[Extracted information — start]
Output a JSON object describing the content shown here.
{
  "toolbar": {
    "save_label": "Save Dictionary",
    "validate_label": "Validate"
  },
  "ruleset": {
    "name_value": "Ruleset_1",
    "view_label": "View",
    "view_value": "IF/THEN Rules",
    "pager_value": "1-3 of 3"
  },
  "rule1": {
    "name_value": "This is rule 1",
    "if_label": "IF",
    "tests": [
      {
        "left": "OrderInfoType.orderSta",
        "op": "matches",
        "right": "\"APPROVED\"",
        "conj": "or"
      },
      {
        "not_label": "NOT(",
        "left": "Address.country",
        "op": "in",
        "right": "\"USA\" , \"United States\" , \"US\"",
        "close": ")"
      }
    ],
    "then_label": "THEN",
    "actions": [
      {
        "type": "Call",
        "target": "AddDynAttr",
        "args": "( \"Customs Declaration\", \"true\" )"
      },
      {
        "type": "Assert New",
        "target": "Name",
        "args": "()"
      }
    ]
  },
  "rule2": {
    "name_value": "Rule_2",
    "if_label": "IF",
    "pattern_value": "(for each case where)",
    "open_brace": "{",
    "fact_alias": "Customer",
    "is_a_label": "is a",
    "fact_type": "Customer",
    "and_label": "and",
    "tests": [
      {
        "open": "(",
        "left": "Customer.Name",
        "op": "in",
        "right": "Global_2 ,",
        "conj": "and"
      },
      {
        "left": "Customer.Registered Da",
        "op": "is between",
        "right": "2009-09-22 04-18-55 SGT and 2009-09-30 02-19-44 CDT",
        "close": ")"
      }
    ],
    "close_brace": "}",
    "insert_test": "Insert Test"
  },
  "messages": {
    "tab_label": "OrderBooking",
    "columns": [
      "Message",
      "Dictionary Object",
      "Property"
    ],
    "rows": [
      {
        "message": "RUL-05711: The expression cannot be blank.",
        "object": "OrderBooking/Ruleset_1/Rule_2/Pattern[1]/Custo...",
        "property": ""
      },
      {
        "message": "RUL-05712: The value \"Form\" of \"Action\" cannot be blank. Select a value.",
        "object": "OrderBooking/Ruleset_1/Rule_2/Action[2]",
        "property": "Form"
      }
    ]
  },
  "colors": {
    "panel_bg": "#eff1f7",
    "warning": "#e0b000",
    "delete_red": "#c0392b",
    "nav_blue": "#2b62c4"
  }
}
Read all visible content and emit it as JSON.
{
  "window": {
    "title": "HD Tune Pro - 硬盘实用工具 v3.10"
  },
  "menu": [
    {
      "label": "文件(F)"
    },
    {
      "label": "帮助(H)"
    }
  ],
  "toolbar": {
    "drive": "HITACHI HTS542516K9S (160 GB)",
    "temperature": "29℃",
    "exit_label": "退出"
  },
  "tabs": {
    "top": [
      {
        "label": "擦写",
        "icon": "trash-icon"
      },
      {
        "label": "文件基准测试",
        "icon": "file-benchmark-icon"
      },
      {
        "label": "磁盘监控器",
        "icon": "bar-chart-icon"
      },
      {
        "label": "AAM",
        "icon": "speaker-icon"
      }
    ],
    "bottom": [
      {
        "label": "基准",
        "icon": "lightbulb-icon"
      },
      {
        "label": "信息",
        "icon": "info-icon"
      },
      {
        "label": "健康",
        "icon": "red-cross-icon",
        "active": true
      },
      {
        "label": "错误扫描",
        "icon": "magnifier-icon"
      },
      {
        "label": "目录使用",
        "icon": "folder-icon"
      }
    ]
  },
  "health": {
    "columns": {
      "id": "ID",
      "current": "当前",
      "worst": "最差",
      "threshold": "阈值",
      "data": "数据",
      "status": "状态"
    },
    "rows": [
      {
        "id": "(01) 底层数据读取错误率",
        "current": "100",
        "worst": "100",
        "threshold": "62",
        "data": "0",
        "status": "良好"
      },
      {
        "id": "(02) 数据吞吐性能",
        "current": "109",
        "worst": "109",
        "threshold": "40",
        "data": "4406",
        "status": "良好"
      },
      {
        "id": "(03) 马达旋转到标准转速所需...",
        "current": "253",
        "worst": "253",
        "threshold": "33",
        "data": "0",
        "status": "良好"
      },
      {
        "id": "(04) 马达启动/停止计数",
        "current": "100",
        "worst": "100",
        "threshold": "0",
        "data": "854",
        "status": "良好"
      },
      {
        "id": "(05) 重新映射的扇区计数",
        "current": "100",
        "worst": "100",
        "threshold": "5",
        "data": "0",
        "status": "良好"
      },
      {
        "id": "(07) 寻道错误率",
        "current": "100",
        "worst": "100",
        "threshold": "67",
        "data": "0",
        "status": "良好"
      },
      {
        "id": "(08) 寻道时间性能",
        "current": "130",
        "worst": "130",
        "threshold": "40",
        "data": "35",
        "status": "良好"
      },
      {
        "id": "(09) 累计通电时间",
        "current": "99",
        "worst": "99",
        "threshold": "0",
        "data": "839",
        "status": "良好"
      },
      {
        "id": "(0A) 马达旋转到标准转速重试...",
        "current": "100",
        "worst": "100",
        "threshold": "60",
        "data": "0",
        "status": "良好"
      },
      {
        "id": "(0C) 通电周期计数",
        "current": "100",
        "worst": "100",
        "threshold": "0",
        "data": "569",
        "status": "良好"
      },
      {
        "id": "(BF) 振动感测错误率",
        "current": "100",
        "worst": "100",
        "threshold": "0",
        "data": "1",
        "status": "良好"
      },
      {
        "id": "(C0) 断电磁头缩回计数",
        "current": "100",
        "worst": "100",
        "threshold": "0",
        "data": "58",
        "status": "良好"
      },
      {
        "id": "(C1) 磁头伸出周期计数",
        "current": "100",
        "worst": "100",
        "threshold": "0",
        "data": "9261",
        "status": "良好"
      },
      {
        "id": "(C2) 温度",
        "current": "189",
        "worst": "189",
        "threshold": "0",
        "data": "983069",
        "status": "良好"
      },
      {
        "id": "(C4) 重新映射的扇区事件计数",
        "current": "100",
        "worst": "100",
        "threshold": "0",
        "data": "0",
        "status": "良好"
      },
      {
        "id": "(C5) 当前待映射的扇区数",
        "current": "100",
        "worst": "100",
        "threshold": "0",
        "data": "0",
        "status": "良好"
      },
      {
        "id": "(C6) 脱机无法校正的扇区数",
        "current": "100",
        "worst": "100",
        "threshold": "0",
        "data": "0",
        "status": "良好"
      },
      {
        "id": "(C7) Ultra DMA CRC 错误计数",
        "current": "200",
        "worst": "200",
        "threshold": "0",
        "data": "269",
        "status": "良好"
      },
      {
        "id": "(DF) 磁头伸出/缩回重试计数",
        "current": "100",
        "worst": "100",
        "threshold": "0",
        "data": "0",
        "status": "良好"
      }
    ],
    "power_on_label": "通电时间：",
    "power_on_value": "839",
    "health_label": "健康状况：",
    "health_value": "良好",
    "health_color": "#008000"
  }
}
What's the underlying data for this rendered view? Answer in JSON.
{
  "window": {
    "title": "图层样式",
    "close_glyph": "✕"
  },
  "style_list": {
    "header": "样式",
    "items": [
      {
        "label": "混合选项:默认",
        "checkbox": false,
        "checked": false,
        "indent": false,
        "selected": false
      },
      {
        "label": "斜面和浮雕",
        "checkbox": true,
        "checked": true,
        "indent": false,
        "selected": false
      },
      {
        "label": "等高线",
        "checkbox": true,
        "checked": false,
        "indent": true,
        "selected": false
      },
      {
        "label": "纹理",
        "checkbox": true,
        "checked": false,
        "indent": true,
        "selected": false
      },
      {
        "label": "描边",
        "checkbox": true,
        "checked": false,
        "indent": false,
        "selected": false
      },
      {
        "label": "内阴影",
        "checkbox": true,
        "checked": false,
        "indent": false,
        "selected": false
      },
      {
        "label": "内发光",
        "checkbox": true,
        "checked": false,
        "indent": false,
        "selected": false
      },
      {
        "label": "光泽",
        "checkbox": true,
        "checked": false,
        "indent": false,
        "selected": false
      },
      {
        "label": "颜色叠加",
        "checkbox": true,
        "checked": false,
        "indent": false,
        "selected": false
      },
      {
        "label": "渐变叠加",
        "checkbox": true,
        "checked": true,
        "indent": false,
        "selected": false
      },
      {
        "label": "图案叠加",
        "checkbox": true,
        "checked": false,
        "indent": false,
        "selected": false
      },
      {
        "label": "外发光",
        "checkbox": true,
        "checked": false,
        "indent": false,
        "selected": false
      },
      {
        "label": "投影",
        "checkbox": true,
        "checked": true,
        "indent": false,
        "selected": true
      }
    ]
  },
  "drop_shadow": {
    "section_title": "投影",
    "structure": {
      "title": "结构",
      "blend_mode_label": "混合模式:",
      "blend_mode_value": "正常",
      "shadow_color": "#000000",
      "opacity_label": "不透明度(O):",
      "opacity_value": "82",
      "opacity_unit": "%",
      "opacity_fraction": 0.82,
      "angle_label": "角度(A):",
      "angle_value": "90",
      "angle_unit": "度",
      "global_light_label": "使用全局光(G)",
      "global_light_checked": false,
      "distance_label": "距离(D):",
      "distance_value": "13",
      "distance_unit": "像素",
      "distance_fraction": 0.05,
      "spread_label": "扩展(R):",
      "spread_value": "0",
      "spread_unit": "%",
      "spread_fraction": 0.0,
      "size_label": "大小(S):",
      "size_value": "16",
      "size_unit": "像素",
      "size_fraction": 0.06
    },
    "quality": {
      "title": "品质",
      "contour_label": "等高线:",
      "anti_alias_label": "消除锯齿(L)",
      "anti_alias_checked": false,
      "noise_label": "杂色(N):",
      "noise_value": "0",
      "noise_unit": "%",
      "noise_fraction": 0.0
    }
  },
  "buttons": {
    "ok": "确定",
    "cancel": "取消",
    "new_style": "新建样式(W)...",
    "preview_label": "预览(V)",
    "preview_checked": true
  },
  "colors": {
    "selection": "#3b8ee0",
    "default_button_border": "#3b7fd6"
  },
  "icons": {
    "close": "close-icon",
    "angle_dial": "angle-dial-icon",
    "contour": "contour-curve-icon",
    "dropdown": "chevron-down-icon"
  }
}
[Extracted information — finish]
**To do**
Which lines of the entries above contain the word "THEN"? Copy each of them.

**Exercise output**
    "view_value": "IF/THEN Rules",
    "then_label": "THEN",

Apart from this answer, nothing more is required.